So I've finished reading Holland's book on the origins of Islam and I have to say I am not very impressed. I've revised my goals a bit and I will no longer be doing a point-by-point refutation of his book since much (as Holland himself admits) is speculatory, far too broad to refute directly and simply … Continue reading Abraha, the year of the elephant, and the location of Mecca in Tom Holland’s “In the Shadow of the Sword”

I’m currently reading…

Salaam Alaykum everyone. This is just a post letting anyone who cares that I'm still writing, it's just that the last semester has been a very hectic one. Now that winter break is here, I should have time to get back to writing again, even though Ramadan and other commitments have admittedly taken much of my free … Continue reading I’m currently reading…

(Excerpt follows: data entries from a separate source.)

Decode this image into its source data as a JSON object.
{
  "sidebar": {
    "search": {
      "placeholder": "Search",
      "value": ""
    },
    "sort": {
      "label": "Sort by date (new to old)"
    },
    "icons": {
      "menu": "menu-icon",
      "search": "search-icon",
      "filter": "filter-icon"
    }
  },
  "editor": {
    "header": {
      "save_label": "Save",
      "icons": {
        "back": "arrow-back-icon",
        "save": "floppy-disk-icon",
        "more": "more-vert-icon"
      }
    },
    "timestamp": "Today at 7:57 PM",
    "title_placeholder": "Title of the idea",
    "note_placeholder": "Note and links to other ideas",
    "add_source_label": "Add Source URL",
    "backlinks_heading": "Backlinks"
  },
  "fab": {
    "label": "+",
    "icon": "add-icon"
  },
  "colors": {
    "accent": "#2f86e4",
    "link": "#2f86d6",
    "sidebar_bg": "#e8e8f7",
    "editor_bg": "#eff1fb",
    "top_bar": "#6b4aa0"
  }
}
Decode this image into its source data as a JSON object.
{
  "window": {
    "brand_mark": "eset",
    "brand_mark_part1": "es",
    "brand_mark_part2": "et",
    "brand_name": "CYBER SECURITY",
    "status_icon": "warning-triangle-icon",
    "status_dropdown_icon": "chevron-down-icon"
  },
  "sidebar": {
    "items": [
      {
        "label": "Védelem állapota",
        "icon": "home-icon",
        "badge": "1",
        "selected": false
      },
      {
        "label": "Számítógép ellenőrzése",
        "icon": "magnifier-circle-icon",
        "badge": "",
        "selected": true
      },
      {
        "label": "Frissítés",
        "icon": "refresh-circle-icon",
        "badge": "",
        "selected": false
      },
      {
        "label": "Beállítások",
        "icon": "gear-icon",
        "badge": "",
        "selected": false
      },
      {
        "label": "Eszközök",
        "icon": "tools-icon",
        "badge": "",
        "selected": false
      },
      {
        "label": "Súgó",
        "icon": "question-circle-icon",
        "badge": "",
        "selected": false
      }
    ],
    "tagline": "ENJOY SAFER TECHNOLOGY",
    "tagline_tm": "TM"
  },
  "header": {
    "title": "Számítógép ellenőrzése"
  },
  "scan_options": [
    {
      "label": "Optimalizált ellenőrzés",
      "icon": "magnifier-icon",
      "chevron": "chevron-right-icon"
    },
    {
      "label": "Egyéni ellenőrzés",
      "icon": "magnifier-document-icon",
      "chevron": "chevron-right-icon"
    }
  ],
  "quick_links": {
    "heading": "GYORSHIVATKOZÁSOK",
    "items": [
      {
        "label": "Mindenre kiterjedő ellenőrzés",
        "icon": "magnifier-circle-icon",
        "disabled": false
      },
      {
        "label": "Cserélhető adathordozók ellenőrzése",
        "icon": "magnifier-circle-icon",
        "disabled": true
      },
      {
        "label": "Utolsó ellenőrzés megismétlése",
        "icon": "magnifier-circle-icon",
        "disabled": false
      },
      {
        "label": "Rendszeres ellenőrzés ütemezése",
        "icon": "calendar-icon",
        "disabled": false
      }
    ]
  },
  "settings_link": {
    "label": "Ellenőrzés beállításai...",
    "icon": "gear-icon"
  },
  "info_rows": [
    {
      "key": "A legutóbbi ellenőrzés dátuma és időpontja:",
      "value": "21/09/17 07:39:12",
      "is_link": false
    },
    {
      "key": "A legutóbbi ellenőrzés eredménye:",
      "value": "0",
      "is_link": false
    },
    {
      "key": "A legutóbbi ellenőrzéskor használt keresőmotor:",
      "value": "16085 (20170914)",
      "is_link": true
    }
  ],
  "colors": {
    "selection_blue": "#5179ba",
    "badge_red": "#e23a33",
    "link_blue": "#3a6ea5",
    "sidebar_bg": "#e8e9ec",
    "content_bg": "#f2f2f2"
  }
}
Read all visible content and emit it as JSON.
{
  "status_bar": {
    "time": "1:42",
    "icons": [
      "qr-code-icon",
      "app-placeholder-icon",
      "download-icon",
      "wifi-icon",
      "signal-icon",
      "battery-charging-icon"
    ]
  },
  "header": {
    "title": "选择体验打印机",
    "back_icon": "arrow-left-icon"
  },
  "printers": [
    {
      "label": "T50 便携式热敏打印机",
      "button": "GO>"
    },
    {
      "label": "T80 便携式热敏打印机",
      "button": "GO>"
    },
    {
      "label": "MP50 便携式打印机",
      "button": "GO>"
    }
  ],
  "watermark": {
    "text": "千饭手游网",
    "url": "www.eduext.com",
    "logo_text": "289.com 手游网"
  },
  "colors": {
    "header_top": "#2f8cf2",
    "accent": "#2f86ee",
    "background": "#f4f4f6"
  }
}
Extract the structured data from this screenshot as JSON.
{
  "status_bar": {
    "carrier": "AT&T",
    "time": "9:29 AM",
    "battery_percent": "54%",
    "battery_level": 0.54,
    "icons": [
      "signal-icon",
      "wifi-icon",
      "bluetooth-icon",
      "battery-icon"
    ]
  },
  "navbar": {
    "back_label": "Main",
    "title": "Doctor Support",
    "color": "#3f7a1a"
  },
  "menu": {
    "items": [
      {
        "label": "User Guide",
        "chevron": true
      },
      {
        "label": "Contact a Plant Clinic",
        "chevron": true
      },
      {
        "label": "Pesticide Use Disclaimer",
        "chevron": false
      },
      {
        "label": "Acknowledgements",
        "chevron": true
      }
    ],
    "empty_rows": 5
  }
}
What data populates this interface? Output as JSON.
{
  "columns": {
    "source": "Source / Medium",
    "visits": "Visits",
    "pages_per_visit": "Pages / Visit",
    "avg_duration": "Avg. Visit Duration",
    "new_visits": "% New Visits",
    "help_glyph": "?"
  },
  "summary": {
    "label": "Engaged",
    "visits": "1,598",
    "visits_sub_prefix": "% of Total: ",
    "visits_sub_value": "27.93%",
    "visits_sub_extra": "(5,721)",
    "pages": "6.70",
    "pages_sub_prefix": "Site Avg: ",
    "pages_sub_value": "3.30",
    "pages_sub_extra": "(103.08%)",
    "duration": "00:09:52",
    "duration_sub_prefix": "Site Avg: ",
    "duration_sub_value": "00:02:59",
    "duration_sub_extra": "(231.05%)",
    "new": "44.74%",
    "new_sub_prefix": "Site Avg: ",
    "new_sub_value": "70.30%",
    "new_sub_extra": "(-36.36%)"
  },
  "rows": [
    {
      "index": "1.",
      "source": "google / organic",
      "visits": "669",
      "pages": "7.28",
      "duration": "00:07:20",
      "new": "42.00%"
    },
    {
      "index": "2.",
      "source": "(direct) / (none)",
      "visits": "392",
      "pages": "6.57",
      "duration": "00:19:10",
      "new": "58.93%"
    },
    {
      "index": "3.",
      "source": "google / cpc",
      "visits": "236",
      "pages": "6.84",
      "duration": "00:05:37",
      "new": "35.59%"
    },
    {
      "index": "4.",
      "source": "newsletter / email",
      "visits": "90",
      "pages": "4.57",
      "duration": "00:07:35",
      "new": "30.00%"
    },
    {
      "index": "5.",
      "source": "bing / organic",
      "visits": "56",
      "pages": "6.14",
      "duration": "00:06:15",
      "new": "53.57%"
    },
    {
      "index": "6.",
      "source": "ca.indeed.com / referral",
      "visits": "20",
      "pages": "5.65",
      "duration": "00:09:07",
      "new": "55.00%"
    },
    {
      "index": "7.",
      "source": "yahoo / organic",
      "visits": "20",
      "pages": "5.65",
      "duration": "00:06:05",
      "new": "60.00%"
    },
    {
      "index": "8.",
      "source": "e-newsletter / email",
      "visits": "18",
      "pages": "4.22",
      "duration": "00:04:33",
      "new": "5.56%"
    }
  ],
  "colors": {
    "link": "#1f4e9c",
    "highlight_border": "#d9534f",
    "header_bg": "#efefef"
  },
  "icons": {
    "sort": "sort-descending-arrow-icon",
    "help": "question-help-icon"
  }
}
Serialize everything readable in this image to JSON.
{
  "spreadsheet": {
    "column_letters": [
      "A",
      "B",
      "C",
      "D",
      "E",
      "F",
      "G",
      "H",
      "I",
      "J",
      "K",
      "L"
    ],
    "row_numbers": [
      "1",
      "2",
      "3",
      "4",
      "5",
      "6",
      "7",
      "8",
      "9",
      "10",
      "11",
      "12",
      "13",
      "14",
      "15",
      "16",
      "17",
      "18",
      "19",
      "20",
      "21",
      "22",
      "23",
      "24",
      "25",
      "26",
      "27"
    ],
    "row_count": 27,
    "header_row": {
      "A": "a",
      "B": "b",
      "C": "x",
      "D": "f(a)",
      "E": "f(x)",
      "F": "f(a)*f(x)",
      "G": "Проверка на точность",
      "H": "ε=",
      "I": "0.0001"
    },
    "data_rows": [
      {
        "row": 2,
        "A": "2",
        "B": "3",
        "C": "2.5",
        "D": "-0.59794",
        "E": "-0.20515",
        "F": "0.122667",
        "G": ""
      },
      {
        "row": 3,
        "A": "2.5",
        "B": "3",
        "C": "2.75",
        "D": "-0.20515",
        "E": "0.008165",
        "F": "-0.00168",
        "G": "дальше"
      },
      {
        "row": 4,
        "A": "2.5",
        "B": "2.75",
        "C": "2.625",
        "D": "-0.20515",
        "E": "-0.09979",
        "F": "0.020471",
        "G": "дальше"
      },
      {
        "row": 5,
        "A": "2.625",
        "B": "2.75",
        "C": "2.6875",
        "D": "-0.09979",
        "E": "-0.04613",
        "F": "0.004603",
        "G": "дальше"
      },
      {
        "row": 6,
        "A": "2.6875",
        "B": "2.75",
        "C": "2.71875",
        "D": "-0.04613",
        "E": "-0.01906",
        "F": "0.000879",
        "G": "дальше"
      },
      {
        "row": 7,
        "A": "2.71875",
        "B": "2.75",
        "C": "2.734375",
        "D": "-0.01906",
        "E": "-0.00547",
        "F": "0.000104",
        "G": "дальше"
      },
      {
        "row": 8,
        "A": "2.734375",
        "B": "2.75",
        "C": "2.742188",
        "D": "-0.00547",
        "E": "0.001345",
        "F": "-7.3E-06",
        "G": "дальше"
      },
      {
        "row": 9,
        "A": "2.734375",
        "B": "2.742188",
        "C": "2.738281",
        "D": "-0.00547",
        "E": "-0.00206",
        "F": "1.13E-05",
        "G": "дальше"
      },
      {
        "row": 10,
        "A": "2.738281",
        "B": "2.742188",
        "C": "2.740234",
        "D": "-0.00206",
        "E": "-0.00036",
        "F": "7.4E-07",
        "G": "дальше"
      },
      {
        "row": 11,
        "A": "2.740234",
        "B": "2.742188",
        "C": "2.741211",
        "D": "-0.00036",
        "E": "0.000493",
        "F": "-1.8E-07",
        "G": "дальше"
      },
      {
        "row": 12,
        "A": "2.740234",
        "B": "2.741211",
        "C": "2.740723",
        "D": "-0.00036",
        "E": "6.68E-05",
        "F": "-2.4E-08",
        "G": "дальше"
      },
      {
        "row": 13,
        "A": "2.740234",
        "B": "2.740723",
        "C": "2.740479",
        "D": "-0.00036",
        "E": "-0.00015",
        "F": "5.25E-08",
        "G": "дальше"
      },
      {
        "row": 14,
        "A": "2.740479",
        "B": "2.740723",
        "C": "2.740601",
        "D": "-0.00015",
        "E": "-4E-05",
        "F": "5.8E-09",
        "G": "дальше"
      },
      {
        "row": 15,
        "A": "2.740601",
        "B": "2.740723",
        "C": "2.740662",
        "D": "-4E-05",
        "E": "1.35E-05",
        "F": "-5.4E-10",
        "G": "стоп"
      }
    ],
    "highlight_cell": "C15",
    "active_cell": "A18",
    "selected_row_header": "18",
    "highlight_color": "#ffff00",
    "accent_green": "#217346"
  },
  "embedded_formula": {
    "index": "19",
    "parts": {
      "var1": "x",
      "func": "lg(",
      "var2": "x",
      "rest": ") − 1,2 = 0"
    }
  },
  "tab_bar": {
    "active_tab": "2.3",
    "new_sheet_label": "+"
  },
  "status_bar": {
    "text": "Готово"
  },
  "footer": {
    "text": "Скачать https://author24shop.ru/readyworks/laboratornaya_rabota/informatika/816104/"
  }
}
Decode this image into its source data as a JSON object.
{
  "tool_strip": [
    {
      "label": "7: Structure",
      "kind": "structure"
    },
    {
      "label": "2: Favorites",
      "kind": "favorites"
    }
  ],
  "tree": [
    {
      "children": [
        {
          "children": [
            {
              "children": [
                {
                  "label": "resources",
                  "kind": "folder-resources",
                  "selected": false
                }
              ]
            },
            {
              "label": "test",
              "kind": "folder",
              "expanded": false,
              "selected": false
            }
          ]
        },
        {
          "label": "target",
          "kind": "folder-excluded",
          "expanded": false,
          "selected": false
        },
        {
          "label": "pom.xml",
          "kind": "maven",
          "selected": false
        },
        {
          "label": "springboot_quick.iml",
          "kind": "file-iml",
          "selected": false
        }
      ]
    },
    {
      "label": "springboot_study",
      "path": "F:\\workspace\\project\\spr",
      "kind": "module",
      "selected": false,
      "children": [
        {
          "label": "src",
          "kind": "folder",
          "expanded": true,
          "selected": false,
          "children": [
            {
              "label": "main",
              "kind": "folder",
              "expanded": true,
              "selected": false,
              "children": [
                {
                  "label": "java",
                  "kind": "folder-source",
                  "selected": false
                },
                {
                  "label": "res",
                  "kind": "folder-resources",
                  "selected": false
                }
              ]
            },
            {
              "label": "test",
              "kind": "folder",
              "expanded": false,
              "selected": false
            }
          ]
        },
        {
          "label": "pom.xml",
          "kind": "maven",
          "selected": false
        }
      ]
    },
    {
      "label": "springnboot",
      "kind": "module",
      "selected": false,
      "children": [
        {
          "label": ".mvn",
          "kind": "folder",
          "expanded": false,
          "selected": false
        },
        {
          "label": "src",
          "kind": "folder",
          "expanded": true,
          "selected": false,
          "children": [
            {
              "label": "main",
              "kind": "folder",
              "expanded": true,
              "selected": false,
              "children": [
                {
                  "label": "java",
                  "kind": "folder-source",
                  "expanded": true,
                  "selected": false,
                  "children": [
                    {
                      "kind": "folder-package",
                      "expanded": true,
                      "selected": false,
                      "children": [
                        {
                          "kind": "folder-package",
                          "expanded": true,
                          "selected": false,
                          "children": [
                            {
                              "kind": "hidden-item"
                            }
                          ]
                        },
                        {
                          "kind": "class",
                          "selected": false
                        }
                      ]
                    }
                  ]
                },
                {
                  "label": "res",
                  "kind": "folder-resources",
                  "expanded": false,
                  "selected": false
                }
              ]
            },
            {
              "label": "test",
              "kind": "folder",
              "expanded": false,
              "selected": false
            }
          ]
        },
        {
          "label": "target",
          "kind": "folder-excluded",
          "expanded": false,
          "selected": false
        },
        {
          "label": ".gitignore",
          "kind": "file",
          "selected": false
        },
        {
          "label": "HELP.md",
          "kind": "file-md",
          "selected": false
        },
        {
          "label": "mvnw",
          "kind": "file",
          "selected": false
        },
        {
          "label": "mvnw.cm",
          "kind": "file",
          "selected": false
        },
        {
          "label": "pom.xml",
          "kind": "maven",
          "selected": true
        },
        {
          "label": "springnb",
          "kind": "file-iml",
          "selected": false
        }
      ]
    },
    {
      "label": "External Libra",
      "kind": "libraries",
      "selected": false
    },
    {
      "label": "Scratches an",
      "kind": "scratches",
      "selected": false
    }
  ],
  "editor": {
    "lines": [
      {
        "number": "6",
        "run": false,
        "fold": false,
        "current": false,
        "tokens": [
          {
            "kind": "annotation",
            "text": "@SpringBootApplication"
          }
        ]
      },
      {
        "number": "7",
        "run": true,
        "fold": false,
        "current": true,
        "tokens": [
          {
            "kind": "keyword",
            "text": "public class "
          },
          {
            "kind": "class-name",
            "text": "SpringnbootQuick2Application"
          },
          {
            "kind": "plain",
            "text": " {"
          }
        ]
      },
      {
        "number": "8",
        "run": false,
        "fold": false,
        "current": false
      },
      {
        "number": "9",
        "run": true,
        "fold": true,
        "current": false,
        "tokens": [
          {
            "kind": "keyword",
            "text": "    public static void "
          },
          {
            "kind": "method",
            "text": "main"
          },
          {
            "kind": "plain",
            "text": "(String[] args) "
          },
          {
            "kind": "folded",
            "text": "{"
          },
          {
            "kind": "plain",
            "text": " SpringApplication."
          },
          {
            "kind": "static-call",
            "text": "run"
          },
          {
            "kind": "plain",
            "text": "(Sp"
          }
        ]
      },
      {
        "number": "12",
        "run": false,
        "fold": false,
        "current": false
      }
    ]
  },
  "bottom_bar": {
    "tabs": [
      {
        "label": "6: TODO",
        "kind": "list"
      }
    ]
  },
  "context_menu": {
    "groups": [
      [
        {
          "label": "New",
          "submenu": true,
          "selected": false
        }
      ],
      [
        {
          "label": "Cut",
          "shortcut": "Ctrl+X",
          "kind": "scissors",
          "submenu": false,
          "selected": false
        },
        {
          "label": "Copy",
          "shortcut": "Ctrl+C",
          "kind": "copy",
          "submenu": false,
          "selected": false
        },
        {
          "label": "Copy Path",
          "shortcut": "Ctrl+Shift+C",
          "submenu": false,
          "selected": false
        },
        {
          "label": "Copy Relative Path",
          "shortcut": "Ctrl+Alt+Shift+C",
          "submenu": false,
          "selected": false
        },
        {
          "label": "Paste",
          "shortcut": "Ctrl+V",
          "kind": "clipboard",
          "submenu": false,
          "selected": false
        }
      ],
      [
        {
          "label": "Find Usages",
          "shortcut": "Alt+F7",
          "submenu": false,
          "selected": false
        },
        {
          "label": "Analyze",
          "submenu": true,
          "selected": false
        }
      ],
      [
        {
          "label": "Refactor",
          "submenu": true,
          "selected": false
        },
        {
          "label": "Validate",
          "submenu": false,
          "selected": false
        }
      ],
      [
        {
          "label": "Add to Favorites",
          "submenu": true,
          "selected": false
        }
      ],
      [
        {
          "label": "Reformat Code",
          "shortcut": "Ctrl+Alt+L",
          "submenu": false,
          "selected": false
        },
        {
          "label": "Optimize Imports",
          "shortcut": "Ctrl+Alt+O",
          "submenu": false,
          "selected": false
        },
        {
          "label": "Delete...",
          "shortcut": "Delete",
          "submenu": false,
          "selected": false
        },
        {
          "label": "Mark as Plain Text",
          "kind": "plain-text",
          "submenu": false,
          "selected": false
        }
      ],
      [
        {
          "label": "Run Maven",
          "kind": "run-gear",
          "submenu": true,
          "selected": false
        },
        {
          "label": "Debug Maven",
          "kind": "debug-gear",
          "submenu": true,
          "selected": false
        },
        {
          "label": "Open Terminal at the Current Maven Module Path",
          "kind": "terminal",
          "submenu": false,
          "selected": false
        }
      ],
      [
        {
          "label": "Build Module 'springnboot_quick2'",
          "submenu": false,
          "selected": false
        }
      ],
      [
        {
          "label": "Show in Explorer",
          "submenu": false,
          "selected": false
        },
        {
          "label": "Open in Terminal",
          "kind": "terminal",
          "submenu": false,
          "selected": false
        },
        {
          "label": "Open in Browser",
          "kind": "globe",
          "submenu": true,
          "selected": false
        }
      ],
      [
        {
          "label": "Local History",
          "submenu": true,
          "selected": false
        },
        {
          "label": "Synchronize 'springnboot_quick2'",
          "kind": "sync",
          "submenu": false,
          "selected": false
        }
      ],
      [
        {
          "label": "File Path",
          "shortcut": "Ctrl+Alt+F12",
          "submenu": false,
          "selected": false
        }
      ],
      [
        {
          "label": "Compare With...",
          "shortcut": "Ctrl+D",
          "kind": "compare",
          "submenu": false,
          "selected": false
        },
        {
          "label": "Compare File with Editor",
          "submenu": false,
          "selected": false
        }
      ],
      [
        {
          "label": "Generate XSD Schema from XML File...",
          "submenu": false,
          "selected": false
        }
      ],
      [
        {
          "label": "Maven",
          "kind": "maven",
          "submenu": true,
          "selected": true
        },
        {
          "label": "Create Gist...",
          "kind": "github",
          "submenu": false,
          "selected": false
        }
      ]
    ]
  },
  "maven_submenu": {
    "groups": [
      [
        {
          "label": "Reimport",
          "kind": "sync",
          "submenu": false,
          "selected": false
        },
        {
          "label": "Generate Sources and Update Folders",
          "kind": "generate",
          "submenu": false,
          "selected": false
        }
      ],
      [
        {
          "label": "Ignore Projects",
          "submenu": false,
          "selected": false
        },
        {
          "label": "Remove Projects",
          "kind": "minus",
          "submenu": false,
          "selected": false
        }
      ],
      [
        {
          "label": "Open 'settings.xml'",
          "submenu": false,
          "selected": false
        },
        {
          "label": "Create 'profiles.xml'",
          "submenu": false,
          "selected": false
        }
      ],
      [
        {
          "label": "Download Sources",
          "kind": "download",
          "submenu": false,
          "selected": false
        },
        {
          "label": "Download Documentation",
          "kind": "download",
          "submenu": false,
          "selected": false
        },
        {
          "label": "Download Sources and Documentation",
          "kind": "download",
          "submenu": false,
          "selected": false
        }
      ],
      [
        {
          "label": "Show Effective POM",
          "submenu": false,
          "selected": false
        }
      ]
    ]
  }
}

A new Arabic papyrus dating within 12 years of the Prophet Muhammad

بسم الله In 2014 Islamic historian Fred Donner gave a talk on an very curious papyrus page dating from the very early Islamic era. The letter is of tremendous interest for reasons I will mention in this post. Papyrus E17861 The text is a personal letter talking about the distribution of a sum of money among relatives. It … Continue reading A new Arabic papyrus dating within 12 years of the Prophet Muhammad

Mike Licona’s “Islamic Catch-22” – a refutation

Christian apologist and resurrection scholar Mike Licona has penned an argument against the Qur'an that seems, on the surface, quite solid. I was introduced to it during his debate with Ali Ataei on the resurrection of Jesus [1]. Ali did not attempt to counter it, and I think a response from the Muslim side is long … Continue reading Mike Licona’s “Islamic Catch-22” – a refutation